## [DATA FOR THE TASK]
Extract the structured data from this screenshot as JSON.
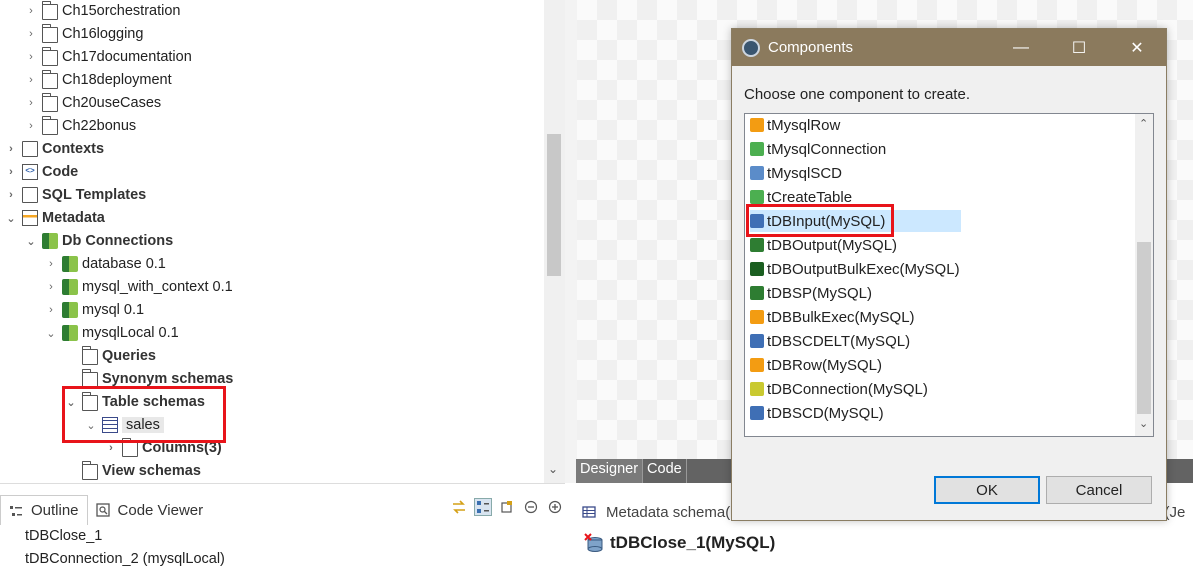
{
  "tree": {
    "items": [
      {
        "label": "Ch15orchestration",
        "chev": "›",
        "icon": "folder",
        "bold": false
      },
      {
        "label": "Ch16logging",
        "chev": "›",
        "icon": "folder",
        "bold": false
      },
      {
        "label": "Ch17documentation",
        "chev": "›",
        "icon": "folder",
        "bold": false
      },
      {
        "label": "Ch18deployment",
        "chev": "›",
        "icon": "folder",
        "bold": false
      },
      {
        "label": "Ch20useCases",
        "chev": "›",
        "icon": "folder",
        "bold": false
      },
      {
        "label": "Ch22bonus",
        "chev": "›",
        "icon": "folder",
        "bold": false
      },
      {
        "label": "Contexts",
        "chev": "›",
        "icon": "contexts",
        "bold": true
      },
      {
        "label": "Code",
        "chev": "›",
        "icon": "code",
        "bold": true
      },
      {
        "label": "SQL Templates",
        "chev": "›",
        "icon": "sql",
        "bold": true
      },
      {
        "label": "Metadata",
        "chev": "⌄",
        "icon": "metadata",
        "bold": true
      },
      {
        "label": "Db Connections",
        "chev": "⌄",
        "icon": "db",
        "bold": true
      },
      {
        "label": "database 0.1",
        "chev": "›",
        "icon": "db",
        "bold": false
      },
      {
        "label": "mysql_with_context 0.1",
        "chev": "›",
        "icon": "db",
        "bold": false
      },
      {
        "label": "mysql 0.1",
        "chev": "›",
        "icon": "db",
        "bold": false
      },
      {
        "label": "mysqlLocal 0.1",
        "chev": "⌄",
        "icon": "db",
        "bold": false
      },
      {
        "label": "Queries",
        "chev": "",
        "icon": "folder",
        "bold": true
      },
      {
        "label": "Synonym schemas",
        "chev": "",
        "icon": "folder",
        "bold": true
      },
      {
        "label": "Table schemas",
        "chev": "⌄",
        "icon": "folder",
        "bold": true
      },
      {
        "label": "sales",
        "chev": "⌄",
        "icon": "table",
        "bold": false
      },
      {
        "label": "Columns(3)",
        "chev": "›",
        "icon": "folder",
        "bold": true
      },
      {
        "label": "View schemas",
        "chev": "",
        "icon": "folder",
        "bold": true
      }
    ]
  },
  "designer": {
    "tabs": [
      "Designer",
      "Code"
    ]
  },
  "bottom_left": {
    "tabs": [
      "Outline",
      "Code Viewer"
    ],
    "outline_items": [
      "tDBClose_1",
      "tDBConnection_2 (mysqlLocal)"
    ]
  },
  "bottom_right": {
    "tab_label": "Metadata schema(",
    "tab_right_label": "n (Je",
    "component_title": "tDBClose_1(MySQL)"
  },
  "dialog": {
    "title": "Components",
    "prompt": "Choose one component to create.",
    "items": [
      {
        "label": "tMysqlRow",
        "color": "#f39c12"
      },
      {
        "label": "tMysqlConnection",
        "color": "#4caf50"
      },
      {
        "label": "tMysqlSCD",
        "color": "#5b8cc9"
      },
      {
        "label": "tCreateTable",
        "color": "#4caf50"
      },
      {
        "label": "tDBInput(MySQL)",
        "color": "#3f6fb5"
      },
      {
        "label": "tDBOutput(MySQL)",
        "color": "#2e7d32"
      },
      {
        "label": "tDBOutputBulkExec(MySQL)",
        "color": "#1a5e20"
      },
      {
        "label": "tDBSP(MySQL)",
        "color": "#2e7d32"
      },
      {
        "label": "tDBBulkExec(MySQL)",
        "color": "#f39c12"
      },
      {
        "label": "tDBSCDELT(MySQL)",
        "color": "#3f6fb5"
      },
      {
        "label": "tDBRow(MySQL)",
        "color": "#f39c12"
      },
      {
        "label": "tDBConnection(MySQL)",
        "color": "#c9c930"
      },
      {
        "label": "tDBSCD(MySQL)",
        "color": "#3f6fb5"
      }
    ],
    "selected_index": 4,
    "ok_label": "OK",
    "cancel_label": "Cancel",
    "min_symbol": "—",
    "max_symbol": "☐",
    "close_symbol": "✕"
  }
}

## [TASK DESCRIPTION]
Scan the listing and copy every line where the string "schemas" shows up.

## [WRITTEN REPLY]
        "label": "Synonym schemas",
        "label": "Table schemas",
        "label": "View schemas",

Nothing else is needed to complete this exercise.